Copy whichever lines of the data hold the word "fiscal".

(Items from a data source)
Start of Block

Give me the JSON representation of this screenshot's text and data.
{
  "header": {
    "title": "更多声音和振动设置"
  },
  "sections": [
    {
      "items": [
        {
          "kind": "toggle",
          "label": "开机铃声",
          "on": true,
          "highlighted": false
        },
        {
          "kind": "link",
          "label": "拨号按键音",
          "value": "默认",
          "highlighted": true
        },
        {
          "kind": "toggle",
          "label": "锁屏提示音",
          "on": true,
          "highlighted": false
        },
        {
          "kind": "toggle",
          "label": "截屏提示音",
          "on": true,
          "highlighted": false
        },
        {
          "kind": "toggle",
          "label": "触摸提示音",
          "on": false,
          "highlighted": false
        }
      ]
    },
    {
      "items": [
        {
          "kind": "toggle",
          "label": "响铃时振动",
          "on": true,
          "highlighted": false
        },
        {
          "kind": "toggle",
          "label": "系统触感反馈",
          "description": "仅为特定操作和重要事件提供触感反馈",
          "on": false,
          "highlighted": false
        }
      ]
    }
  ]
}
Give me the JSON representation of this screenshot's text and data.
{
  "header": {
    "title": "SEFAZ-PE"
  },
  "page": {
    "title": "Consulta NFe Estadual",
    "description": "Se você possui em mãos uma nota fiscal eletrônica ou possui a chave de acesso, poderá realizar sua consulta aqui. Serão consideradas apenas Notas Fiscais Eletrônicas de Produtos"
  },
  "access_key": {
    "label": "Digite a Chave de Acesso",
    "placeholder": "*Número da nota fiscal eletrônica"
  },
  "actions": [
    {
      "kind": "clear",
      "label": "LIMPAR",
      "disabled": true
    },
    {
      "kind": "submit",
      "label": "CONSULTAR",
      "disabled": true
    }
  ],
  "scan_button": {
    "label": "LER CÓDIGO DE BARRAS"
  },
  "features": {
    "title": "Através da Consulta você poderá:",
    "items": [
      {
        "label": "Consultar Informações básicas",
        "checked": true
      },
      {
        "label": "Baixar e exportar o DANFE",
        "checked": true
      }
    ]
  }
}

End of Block

Solved exercise →
    "description": "Se você possui em mãos uma nota fiscal eletrônica ou possui a chave de acesso, poderá realizar sua consulta aqui. Serão consideradas apenas Notas Fiscais Eletrônicas de Produtos"
    "placeholder": "*Número da nota fiscal eletrônica"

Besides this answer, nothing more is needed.